§ **What you should do**:
Every line of the listing that contains the word "name" is to be copied out.

§ **Records for this exercise**:
========

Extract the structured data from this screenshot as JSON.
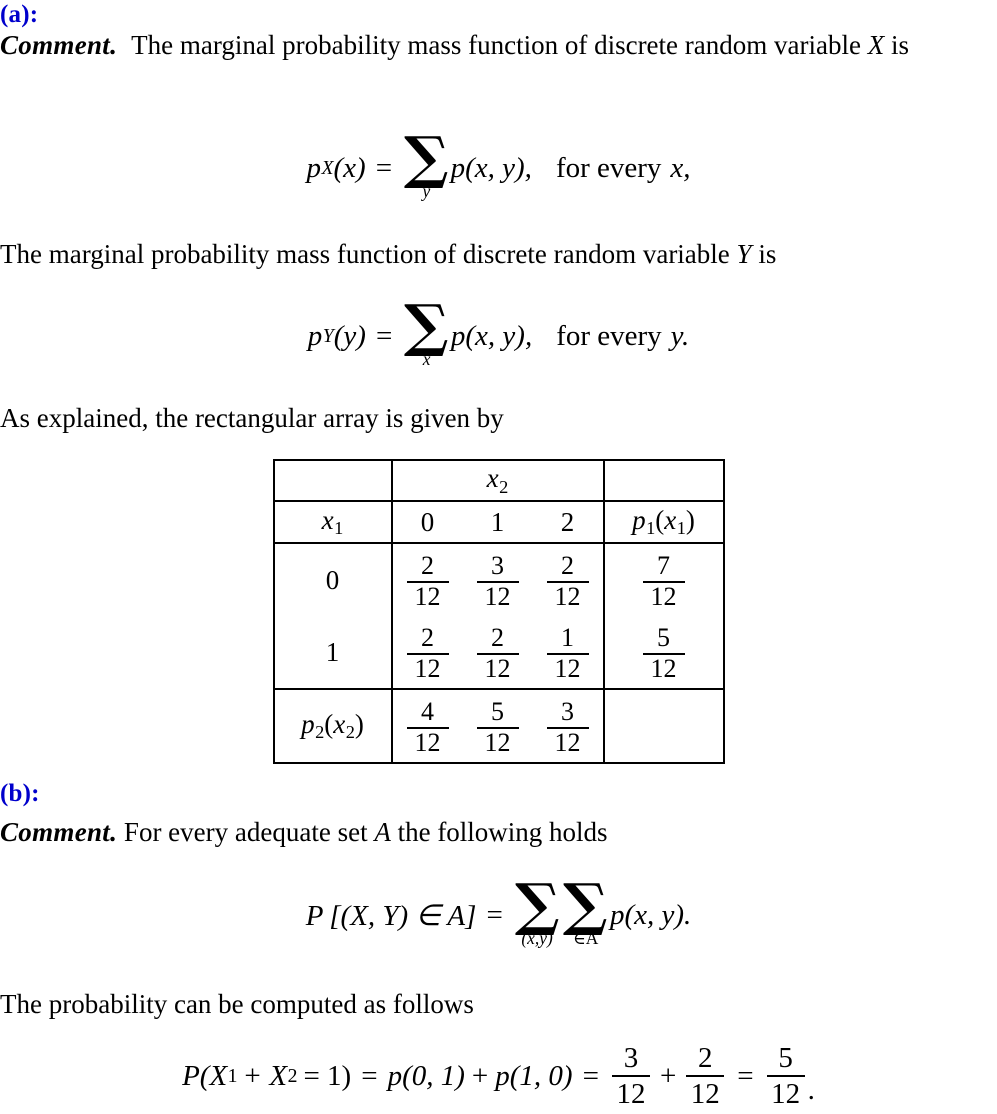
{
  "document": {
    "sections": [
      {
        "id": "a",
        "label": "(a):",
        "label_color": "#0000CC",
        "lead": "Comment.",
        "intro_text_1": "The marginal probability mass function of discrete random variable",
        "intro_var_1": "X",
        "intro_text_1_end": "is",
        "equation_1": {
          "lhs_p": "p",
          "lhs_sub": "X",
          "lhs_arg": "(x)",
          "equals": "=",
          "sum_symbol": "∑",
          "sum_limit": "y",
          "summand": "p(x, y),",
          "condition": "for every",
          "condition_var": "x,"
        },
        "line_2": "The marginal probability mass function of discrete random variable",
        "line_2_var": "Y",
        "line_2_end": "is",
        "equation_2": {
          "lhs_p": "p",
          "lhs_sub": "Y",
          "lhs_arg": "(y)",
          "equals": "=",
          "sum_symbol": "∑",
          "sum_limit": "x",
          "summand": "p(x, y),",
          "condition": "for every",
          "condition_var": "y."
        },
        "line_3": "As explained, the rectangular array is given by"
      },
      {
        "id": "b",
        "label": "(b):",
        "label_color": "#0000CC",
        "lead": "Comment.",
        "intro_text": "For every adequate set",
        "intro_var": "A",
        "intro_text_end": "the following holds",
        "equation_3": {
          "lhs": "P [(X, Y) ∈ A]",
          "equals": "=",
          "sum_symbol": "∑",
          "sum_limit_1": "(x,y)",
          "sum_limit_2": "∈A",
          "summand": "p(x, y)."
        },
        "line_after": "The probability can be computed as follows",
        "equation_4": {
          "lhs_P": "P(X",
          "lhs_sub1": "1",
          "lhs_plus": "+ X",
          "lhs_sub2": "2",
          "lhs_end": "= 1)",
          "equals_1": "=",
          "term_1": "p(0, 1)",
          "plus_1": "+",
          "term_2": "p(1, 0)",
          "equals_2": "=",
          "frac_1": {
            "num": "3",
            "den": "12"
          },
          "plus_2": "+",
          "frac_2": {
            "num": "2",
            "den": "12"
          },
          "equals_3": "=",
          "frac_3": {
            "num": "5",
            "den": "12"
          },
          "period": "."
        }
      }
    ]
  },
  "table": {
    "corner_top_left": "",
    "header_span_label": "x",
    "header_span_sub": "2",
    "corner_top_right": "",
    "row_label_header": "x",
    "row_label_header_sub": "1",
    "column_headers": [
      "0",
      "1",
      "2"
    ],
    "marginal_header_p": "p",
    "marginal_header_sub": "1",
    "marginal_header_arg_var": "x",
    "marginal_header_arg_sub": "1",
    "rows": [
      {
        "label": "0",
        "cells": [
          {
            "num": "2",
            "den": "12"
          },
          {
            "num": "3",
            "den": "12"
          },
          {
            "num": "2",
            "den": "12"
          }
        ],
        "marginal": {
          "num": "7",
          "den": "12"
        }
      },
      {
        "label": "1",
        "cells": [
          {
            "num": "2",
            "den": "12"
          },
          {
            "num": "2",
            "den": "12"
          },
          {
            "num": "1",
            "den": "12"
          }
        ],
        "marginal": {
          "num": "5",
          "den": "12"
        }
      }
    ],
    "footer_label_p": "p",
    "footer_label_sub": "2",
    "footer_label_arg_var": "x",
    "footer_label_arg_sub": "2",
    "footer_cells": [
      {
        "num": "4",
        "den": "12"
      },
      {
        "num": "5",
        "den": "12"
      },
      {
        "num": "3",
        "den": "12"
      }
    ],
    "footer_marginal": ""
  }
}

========

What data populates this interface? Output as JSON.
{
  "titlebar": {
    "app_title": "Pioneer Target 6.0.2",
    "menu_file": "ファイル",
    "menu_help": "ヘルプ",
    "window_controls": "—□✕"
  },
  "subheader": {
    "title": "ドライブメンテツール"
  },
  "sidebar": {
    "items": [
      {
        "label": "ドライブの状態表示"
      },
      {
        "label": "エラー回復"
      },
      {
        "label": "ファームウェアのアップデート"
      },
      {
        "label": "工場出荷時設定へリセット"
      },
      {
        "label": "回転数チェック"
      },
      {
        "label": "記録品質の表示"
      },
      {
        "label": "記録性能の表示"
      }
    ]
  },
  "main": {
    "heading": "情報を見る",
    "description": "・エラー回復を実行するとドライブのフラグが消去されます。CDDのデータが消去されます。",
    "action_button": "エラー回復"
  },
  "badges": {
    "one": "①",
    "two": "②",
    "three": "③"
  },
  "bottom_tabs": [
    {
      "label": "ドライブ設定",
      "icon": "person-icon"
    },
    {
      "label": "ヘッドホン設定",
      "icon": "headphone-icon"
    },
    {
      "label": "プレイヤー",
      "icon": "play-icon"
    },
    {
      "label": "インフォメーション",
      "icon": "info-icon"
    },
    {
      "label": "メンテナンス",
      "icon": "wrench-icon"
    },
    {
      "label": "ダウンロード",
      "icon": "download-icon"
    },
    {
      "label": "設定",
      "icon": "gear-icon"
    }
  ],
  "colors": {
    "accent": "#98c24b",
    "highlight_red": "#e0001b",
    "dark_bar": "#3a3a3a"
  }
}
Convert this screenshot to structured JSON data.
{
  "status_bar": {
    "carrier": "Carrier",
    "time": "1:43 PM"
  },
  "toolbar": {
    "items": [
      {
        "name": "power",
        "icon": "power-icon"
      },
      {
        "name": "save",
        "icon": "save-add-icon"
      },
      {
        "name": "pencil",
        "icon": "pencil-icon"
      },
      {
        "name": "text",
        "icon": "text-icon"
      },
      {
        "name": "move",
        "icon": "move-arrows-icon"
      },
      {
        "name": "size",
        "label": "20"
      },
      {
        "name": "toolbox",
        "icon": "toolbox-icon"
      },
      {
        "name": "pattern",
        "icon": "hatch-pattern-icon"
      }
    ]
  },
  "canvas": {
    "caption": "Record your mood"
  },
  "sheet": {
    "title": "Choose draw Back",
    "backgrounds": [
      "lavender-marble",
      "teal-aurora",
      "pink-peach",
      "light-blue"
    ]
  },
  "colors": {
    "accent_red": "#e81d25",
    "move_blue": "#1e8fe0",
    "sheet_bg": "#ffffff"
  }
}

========

§ **Exercise answer**:
        "name": "power",
        "name": "save",
        "name": "pencil",
        "name": "text",
        "name": "move",
        "name": "size",
        "name": "toolbox",
        "name": "pattern",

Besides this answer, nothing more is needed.